▸ **Your objective**
Produce the full set of records below once more, exactly as they stand.

▸ **Record extracts**
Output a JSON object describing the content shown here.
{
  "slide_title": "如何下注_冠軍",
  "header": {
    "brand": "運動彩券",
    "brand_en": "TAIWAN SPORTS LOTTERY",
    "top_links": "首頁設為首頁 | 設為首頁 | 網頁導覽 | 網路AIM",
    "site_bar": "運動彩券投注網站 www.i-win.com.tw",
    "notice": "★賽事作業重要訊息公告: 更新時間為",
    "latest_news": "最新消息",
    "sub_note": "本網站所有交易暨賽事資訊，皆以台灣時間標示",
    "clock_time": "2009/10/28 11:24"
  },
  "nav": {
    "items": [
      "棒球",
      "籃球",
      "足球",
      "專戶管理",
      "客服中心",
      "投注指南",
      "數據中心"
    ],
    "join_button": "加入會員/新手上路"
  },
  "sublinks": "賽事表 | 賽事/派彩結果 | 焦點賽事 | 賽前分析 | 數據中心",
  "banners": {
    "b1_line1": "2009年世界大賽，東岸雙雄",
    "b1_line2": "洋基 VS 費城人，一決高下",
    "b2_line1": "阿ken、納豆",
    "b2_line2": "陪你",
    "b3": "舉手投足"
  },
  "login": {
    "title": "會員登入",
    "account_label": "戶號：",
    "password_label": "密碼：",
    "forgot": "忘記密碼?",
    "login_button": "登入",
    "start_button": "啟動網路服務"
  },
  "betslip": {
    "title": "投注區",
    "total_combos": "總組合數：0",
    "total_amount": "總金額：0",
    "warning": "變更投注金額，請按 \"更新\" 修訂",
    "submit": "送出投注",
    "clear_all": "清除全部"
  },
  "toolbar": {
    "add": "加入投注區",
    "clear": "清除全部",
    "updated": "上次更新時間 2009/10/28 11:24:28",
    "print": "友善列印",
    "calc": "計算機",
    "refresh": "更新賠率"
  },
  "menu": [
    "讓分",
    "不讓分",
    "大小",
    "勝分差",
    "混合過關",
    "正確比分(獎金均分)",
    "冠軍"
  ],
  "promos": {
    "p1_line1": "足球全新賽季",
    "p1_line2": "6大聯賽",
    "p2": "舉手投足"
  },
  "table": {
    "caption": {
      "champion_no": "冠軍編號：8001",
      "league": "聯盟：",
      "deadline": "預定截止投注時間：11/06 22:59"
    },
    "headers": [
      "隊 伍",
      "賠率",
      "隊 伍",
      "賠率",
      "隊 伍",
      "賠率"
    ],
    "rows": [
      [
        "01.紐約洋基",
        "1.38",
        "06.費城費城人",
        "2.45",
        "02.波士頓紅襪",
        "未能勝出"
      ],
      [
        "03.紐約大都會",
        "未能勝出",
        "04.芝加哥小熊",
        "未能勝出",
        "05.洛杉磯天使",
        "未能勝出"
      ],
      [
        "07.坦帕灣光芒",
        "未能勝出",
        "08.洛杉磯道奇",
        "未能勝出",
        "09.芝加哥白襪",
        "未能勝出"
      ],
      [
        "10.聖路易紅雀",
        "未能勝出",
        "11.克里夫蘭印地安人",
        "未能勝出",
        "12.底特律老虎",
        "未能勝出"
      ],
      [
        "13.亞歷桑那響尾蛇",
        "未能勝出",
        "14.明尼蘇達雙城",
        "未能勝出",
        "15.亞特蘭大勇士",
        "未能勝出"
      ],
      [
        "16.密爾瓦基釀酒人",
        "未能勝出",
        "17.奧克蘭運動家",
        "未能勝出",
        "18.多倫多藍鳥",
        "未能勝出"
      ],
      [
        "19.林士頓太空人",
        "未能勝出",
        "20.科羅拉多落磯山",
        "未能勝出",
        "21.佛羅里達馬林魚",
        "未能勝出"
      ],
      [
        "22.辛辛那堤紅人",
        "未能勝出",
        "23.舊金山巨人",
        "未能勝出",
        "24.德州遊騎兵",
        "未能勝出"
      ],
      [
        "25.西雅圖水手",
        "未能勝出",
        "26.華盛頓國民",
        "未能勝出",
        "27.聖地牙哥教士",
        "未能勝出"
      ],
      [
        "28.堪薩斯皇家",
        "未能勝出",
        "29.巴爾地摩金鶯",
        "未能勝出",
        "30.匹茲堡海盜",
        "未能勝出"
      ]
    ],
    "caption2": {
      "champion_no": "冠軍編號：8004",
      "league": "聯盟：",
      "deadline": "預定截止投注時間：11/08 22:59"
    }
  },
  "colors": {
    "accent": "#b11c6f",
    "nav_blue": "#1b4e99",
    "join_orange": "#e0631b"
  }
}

▸ **Output of the exercise**
Output a JSON object describing the content shown here.
{
  "slide_title": "如何下注_冠軍",
  "header": {
    "brand": "運動彩券",
    "brand_en": "TAIWAN SPORTS LOTTERY",
    "top_links": "首頁設為首頁 | 設為首頁 | 網頁導覽 | 網路AIM",
    "site_bar": "運動彩券投注網站 www.i-win.com.tw",
    "notice": "★賽事作業重要訊息公告: 更新時間為",
    "latest_news": "最新消息",
    "sub_note": "本網站所有交易暨賽事資訊，皆以台灣時間標示",
    "clock_time": "2009/10/28 11:24"
  },
  "nav": {
    "items": [
      "棒球",
      "籃球",
      "足球",
      "專戶管理",
      "客服中心",
      "投注指南",
      "數據中心"
    ],
    "join_button": "加入會員/新手上路"
  },
  "sublinks": "賽事表 | 賽事/派彩結果 | 焦點賽事 | 賽前分析 | 數據中心",
  "banners": {
    "b1_line1": "2009年世界大賽，東岸雙雄",
    "b1_line2": "洋基 VS 費城人，一決高下",
    "b2_line1": "阿ken、納豆",
    "b2_line2": "陪你",
    "b3": "舉手投足"
  },
  "login": {
    "title": "會員登入",
    "account_label": "戶號：",
    "password_label": "密碼：",
    "forgot": "忘記密碼?",
    "login_button": "登入",
    "start_button": "啟動網路服務"
  },
  "betslip": {
    "title": "投注區",
    "total_combos": "總組合數：0",
    "total_amount": "總金額：0",
    "warning": "變更投注金額，請按 \"更新\" 修訂",
    "submit": "送出投注",
    "clear_all": "清除全部"
  },
  "toolbar": {
    "add": "加入投注區",
    "clear": "清除全部",
    "updated": "上次更新時間 2009/10/28 11:24:28",
    "print": "友善列印",
    "calc": "計算機",
    "refresh": "更新賠率"
  },
  "menu": [
    "讓分",
    "不讓分",
    "大小",
    "勝分差",
    "混合過關",
    "正確比分(獎金均分)",
    "冠軍"
  ],
  "promos": {
    "p1_line1": "足球全新賽季",
    "p1_line2": "6大聯賽",
    "p2": "舉手投足"
  },
  "table": {
    "caption": {
      "champion_no": "冠軍編號：8001",
      "league": "聯盟：",
      "deadline": "預定截止投注時間：11/06 22:59"
    },
    "headers": [
      "隊 伍",
      "賠率",
      "隊 伍",
      "賠率",
      "隊 伍",
      "賠率"
    ],
    "rows": [
      [
        "01.紐約洋基",
        "1.38",
        "06.費城費城人",
        "2.45",
        "02.波士頓紅襪",
        "未能勝出"
      ],
      [
        "03.紐約大都會",
        "未能勝出",
        "04.芝加哥小熊",
        "未能勝出",
        "05.洛杉磯天使",
        "未能勝出"
      ],
      [
        "07.坦帕灣光芒",
        "未能勝出",
        "08.洛杉磯道奇",
        "未能勝出",
        "09.芝加哥白襪",
        "未能勝出"
      ],
      [
        "10.聖路易紅雀",
        "未能勝出",
        "11.克里夫蘭印地安人",
        "未能勝出",
        "12.底特律老虎",
        "未能勝出"
      ],
      [
        "13.亞歷桑那響尾蛇",
        "未能勝出",
        "14.明尼蘇達雙城",
        "未能勝出",
        "15.亞特蘭大勇士",
        "未能勝出"
      ],
      [
        "16.密爾瓦基釀酒人",
        "未能勝出",
        "17.奧克蘭運動家",
        "未能勝出",
        "18.多倫多藍鳥",
        "未能勝出"
      ],
      [
        "19.林士頓太空人",
        "未能勝出",
        "20.科羅拉多落磯山",
        "未能勝出",
        "21.佛羅里達馬林魚",
        "未能勝出"
      ],
      [
        "22.辛辛那堤紅人",
        "未能勝出",
        "23.舊金山巨人",
        "未能勝出",
        "24.德州遊騎兵",
        "未能勝出"
      ],
      [
        "25.西雅圖水手",
        "未能勝出",
        "26.華盛頓國民",
        "未能勝出",
        "27.聖地牙哥教士",
        "未能勝出"
      ],
      [
        "28.堪薩斯皇家",
        "未能勝出",
        "29.巴爾地摩金鶯",
        "未能勝出",
        "30.匹茲堡海盜",
        "未能勝出"
      ]
    ],
    "caption2": {
      "champion_no": "冠軍編號：8004",
      "league": "聯盟：",
      "deadline": "預定截止投注時間：11/08 22:59"
    }
  },
  "colors": {
    "accent": "#b11c6f",
    "nav_blue": "#1b4e99",
    "join_orange": "#e0631b"
  }
}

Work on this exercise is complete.